The Muslim Judicial Council (MJC) has banned the use of Botox after it discovered that an enzyme derived from pig's milk is used in the production of the serum.
Botox is a protein injection used to smooth out wrinkles.
The head of the MJC's Fatwa committee, Moulana Yusuf Karaan, said the use or consumption of any substance from pigs was forbidden in Islam.
Their decision was in line with a ruling by the National Fatwa Council in Malaysia two years ago, which also banned the beauty product, he said.
But Gerald Seftel, chief executive of Genop Healthcare, which is the sole distributor of Botox in South Africa, said the final Botox product did not contain any pig-derived enzymes.
"The manufacturing process includes the growing of bacteria using cultures containing enzymes derived from pig's milk.
It then goes through a highly specialised purification process which removes the enzyme, producing a purified medical protein," he said.
The final purified protein was called Botulinum toxin, the active ingredient in Botox.
Their product was received from Allergan, the Botox manufacturer, which was licensed to make Botox and "produced a product of the highest standard", Seftel added.
Karaan, however, was not convinced by the distributor's argument, saying the use of the pig's milk enzyme contaminated the other ingredients.
"Originally, milk from a pig is used for the production and from that point of view, it is banned for Muslims.
"If you use anything from a pig in any medicine or beauty product, it is taboo in Islam.
"Even if it is later taken out, the other ingredients would still be contaminated," Karaan said.
Only in rare cases were Muslims permitted to use products that contained pig's substances.

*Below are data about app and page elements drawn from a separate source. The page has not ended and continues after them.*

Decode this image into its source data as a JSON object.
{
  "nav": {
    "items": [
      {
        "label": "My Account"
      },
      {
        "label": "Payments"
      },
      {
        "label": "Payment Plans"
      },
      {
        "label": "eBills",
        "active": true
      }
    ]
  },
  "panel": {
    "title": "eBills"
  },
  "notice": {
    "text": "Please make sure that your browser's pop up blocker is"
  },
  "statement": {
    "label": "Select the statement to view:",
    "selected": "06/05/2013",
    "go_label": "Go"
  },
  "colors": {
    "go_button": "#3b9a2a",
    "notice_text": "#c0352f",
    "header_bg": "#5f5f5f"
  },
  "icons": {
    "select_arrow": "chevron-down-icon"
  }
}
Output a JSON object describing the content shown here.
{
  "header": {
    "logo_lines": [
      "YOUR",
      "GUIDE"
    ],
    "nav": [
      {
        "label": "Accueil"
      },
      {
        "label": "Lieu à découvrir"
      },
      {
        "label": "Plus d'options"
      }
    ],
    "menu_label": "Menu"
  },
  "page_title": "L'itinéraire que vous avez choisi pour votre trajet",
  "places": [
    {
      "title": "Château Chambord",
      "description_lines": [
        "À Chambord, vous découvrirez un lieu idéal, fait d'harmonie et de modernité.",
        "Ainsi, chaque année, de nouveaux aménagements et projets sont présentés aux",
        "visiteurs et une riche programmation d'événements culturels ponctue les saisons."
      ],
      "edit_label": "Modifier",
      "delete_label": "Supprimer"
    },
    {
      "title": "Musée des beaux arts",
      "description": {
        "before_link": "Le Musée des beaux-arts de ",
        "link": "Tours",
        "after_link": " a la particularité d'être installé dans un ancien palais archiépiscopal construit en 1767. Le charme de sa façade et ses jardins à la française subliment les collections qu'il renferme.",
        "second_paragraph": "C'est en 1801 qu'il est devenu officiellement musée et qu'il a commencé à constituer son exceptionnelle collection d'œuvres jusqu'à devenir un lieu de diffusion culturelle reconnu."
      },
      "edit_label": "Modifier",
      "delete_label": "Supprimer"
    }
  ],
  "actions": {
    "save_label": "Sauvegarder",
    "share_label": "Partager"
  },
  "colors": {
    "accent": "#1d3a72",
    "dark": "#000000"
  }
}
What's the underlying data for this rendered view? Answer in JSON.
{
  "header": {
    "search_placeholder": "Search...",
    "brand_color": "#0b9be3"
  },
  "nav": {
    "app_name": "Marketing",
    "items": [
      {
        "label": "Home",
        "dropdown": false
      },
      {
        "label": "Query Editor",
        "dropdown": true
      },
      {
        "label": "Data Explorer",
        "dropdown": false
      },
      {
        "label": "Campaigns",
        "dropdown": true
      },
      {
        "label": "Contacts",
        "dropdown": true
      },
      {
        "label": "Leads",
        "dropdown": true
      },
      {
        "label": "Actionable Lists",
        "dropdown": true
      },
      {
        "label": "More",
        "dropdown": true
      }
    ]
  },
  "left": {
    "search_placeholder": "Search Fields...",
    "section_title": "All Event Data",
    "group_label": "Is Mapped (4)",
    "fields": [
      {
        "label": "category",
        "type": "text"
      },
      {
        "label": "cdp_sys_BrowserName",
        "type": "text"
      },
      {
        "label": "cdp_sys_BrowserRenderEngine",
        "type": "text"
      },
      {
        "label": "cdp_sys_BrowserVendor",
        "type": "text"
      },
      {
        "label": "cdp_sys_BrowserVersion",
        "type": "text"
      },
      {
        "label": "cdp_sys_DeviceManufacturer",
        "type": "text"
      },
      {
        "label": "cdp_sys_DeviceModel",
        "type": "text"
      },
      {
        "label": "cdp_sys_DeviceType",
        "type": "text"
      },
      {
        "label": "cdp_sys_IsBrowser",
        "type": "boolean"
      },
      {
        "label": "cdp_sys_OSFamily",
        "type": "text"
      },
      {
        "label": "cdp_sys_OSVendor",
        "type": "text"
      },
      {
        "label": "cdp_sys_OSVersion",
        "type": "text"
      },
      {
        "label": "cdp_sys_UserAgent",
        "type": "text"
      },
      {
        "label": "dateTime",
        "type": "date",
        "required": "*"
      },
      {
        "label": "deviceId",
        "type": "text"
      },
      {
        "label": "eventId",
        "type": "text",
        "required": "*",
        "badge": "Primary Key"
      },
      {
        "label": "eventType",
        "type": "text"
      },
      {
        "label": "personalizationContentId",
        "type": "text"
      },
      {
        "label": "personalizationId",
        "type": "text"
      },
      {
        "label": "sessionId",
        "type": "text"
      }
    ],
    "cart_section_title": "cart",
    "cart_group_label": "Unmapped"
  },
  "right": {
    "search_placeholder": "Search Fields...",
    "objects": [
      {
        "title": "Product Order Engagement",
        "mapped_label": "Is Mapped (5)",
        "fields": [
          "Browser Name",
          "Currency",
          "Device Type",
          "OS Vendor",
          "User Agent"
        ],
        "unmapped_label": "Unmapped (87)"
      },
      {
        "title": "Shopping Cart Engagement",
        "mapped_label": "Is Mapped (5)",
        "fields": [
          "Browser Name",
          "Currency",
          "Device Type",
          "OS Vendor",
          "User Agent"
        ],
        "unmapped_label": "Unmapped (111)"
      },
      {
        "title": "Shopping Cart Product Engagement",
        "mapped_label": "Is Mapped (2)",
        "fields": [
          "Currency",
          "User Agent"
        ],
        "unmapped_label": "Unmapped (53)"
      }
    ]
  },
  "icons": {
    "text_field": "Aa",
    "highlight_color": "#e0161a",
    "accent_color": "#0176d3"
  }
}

This included severe medical conditions, which threatened the person's life and for which there was no alternative medication.
"In the case of Botox, it is simply for beauty's sake," said Karaan.